Established in 1956 with the addition of Pavilion Lake on April 18, 2001.
The Pavilion Indian Band holds special heritage and spiritual connection to Pavilion Lake and the surrounding land.
From the campground, view spectacular limestone cliffs 1 km high, part of the Pavilion Range. The park boundary now includes all of Pavilion Lake and the lake bottom to protect the unique and sensitive freshwater stromatolite features. Because the stromatolites are fragile scuba diving in Pavilion Lake requires specialised training.
Pavilion Lake is only one of a few places in the world where freshwater stromatolite features can be found. Similar stromatolites have been found at nearby Kelly Lake, but there are no known freshwater stromatolites anywhere else that approach the large size of those found at Pavilion Lake. There are large stromotalites found in hypersaline conditions in Hamelin Pool, which is part of the Shark Bay world heritage site in Australia. Click here for more information about Pavilion Lake Research Project [PDF] .

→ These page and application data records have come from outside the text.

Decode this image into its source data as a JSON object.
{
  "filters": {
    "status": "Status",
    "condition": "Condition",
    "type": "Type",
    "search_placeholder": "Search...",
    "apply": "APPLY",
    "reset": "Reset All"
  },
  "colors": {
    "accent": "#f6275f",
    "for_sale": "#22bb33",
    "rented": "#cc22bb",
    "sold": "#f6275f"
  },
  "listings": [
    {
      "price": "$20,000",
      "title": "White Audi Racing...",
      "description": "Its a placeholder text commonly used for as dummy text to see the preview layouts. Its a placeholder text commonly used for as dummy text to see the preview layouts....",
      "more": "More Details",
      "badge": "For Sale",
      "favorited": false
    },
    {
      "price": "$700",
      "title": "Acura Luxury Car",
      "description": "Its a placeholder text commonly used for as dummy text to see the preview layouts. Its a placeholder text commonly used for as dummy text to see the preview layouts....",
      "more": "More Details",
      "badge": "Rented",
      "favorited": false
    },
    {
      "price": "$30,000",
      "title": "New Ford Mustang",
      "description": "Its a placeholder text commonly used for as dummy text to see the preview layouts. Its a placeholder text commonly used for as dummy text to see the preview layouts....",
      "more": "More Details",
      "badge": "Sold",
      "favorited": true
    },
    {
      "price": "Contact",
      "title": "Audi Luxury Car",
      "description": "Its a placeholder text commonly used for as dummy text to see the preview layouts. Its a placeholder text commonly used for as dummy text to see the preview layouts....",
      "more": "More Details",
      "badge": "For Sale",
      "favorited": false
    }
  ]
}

The coral-like structures are formed from fossilized remains of micro-organisms (microbiolites) that are considered to be similar to some of the oldest known lifeforms on Earth. Microbiolites are believed to have formed a critical stage in the evolution of life on earth. There is also scientific speculation that search for life on other planets such as Mars would focus on finding fossilized remains of similar organisms.

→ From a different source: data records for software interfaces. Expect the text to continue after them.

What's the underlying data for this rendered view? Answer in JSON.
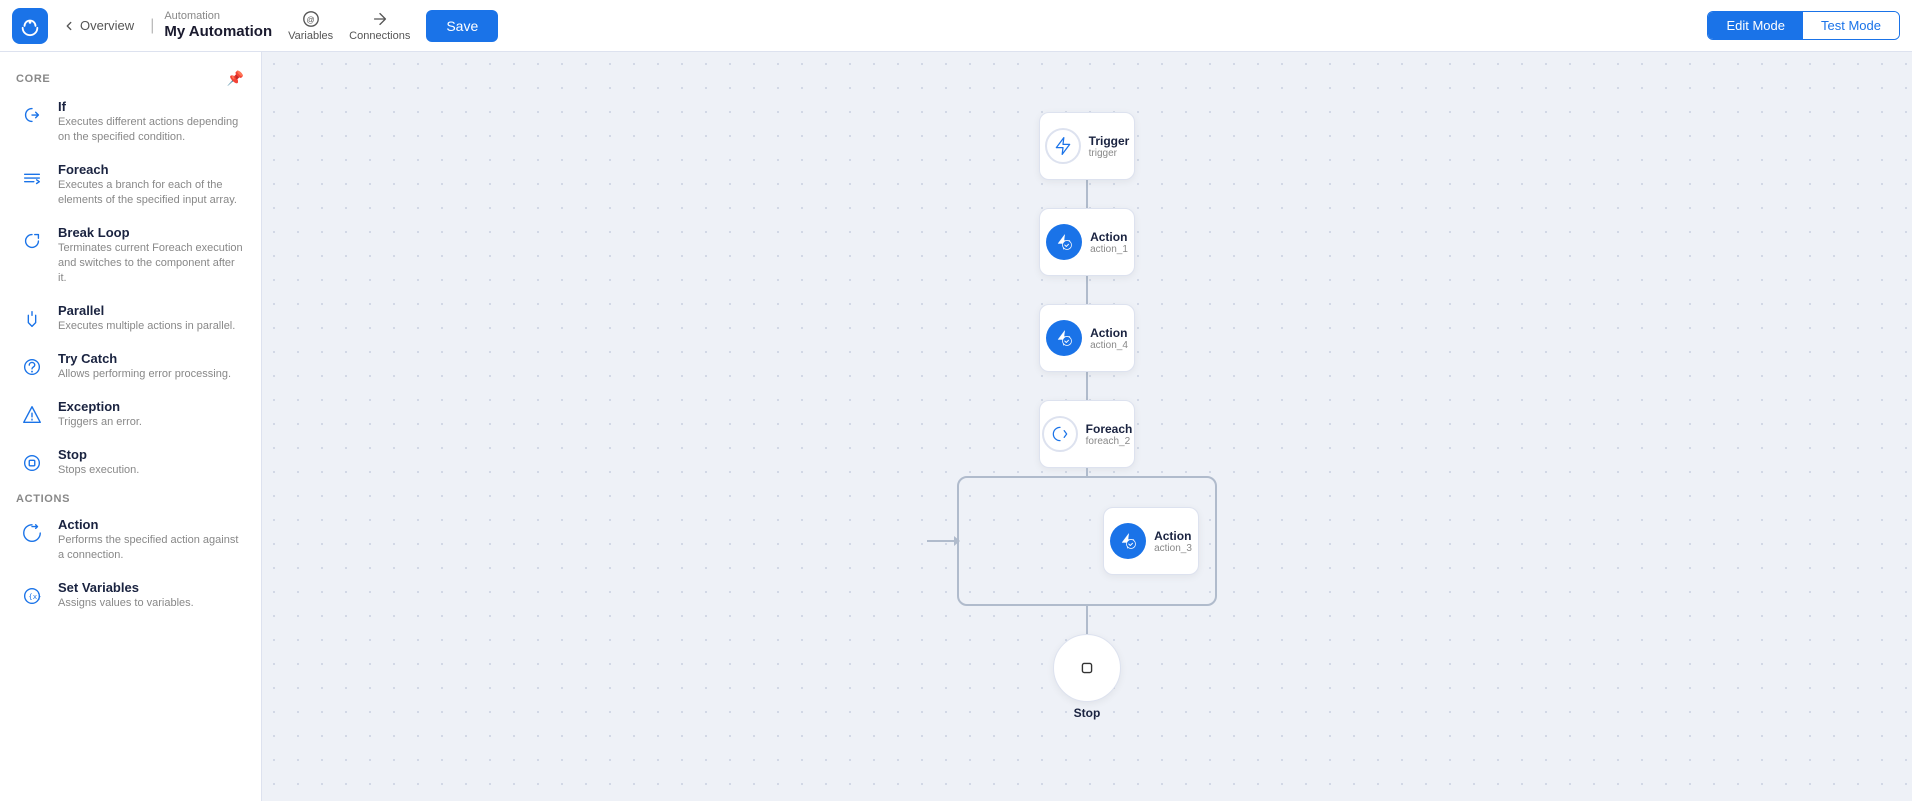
{
  "header": {
    "breadcrumb_top": "Automation",
    "breadcrumb_title": "My Automation",
    "back_label": "Overview",
    "variables_label": "Variables",
    "connections_label": "Connections",
    "save_label": "Save",
    "edit_mode_label": "Edit Mode",
    "test_mode_label": "Test Mode"
  },
  "sidebar": {
    "core_section": "CORE",
    "actions_section": "ACTIONS",
    "core_items": [
      {
        "name": "If",
        "desc": "Executes different actions depending on the specified condition.",
        "icon": "if"
      },
      {
        "name": "Foreach",
        "desc": "Executes a branch for each of the elements of the specified input array.",
        "icon": "foreach"
      },
      {
        "name": "Break Loop",
        "desc": "Terminates current Foreach execution and switches to the component after it.",
        "icon": "breakloop"
      },
      {
        "name": "Parallel",
        "desc": "Executes multiple actions in parallel.",
        "icon": "parallel"
      },
      {
        "name": "Try Catch",
        "desc": "Allows performing error processing.",
        "icon": "trycatch"
      },
      {
        "name": "Exception",
        "desc": "Triggers an error.",
        "icon": "exception"
      },
      {
        "name": "Stop",
        "desc": "Stops execution.",
        "icon": "stop"
      }
    ],
    "action_items": [
      {
        "name": "Action",
        "desc": "Performs the specified action against a connection.",
        "icon": "action"
      },
      {
        "name": "Set Variables",
        "desc": "Assigns values to variables.",
        "icon": "setvariables"
      }
    ]
  },
  "flow": {
    "nodes": [
      {
        "id": "trigger",
        "type": "trigger",
        "name": "Trigger",
        "subname": "trigger"
      },
      {
        "id": "action1",
        "type": "action",
        "name": "Action",
        "subname": "action_1"
      },
      {
        "id": "action4",
        "type": "action",
        "name": "Action",
        "subname": "action_4"
      },
      {
        "id": "foreach2",
        "type": "foreach",
        "name": "Foreach",
        "subname": "foreach_2"
      },
      {
        "id": "action3",
        "type": "action",
        "name": "Action",
        "subname": "action_3"
      },
      {
        "id": "stop",
        "type": "stop",
        "name": "Stop",
        "subname": ""
      }
    ]
  }
}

Trout are found in Crown, Turquoise, and Pavilion Lakes. Black bears are frequently seen in the area.